▸ **What you are asked to do**: Read through the material below and find each line that has the word "text"; copy it.

*** Opening of Data to process ***

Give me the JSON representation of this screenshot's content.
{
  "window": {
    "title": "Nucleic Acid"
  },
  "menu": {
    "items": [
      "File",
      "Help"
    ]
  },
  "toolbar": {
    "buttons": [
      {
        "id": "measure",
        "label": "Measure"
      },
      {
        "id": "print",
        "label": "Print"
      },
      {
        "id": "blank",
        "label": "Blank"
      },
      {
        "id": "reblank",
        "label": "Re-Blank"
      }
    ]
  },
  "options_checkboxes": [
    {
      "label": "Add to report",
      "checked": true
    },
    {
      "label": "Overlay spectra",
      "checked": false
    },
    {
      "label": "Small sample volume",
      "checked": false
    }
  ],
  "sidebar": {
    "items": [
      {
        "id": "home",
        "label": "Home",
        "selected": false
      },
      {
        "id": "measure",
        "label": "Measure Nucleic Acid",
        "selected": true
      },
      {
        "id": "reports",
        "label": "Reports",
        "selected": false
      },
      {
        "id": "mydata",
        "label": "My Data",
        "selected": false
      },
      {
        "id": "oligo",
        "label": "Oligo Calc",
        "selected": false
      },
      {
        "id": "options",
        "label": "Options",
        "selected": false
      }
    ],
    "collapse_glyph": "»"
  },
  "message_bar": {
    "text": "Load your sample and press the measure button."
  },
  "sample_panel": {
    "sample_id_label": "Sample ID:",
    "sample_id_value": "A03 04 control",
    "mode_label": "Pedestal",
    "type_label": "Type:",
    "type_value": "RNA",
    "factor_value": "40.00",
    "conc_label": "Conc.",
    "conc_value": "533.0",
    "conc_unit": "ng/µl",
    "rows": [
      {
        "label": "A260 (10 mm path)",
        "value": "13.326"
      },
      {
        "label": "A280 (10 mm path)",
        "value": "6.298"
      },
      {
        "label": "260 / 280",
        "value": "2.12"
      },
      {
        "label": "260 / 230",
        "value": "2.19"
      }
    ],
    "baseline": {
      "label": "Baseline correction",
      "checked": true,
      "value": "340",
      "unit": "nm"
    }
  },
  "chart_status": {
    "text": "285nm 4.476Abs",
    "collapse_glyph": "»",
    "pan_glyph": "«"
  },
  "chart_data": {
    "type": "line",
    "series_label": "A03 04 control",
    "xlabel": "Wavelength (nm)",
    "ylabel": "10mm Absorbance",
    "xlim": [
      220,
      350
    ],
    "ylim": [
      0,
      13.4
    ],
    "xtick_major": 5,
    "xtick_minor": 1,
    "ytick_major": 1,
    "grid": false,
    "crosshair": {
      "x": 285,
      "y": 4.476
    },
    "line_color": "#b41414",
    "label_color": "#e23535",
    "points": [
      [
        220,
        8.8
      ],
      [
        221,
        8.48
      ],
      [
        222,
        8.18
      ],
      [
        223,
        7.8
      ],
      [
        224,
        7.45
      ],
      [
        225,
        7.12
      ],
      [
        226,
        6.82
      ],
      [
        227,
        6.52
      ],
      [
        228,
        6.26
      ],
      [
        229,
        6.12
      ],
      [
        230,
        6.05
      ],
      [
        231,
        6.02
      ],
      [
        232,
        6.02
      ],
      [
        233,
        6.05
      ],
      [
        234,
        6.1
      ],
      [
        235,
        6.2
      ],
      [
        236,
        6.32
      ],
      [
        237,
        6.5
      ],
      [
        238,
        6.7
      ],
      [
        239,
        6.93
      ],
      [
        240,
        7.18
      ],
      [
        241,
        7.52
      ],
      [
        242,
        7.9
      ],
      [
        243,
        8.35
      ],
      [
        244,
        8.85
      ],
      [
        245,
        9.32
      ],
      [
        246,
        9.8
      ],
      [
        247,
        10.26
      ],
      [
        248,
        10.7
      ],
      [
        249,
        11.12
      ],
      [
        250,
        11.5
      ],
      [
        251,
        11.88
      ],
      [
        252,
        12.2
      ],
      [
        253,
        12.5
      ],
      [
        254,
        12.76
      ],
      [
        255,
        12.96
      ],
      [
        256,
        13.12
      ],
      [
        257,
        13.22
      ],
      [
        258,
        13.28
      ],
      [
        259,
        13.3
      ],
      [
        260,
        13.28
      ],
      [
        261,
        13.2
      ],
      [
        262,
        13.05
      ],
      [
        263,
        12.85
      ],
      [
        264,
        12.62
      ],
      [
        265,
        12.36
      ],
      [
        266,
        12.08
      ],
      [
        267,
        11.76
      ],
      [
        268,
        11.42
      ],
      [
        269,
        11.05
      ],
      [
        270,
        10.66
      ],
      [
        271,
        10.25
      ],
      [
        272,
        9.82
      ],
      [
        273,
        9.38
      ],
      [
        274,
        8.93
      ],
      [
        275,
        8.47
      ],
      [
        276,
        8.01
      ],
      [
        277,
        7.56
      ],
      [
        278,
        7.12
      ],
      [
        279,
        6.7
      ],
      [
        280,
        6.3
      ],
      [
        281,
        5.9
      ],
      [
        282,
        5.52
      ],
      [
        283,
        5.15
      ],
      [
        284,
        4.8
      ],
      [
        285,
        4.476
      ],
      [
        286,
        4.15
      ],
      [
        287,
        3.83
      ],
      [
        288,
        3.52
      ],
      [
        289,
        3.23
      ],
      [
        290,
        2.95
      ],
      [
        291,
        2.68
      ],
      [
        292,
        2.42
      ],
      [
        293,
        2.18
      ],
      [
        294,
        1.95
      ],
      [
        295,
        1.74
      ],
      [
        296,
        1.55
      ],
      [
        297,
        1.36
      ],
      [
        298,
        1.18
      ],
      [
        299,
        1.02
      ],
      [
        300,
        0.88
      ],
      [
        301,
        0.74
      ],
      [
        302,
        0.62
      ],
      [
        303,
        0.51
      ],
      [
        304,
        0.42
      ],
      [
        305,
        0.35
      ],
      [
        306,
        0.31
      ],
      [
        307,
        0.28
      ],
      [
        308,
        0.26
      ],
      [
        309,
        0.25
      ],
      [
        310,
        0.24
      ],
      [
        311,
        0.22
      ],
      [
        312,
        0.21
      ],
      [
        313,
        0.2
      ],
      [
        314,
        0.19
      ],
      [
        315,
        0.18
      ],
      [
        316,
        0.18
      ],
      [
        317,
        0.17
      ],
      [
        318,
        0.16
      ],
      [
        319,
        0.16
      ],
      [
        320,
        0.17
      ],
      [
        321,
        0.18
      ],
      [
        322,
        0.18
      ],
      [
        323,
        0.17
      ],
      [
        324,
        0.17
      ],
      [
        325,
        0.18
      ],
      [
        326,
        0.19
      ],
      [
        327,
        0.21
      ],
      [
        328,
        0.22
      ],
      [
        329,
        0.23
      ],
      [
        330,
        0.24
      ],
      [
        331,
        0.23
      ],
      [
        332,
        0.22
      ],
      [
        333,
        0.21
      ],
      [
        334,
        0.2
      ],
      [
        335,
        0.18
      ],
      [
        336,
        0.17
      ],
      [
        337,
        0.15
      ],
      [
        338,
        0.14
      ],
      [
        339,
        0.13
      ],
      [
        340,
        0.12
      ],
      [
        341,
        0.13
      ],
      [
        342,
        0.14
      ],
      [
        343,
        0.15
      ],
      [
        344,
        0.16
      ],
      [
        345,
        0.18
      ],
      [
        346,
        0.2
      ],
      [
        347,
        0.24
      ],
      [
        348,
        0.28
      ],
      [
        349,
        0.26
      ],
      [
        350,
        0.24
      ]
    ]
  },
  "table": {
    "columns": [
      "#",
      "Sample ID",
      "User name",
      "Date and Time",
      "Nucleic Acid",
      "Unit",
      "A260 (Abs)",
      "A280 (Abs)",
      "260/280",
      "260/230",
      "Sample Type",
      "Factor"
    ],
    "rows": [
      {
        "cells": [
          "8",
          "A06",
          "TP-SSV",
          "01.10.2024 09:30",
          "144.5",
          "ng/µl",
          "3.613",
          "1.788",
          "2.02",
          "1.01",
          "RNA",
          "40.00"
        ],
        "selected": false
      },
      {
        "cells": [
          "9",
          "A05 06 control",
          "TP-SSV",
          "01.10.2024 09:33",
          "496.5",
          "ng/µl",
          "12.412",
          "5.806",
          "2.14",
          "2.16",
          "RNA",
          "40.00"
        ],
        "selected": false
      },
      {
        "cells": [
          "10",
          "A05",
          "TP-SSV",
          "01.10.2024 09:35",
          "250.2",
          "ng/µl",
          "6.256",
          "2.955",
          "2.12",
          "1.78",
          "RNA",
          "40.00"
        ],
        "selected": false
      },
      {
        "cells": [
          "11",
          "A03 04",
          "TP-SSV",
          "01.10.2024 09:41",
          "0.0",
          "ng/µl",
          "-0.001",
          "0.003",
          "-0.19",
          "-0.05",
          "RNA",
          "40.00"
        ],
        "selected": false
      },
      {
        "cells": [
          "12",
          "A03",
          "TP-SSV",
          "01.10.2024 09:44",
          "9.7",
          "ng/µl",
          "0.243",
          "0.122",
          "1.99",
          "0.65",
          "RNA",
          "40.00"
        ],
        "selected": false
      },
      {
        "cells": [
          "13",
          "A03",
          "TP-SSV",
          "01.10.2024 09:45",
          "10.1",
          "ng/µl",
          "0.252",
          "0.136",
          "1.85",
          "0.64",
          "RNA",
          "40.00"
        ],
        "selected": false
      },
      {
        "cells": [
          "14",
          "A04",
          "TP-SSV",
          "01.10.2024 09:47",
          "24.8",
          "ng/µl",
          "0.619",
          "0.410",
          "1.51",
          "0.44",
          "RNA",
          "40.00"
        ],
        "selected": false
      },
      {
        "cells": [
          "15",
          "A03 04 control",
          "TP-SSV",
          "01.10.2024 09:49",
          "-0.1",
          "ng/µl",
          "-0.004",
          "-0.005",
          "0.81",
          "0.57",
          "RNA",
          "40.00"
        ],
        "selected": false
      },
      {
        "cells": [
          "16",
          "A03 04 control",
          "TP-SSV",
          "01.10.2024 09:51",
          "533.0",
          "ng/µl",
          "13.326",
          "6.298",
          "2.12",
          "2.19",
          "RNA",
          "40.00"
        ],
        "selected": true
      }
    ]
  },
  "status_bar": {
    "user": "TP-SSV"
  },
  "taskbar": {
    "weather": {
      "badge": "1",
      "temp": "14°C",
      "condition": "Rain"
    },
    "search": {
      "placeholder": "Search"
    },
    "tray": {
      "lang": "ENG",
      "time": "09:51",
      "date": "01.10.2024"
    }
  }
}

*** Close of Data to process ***

▸ **Task output**:
    "text": "Load your sample and press the measure button."
    "text": "285nm 4.476Abs",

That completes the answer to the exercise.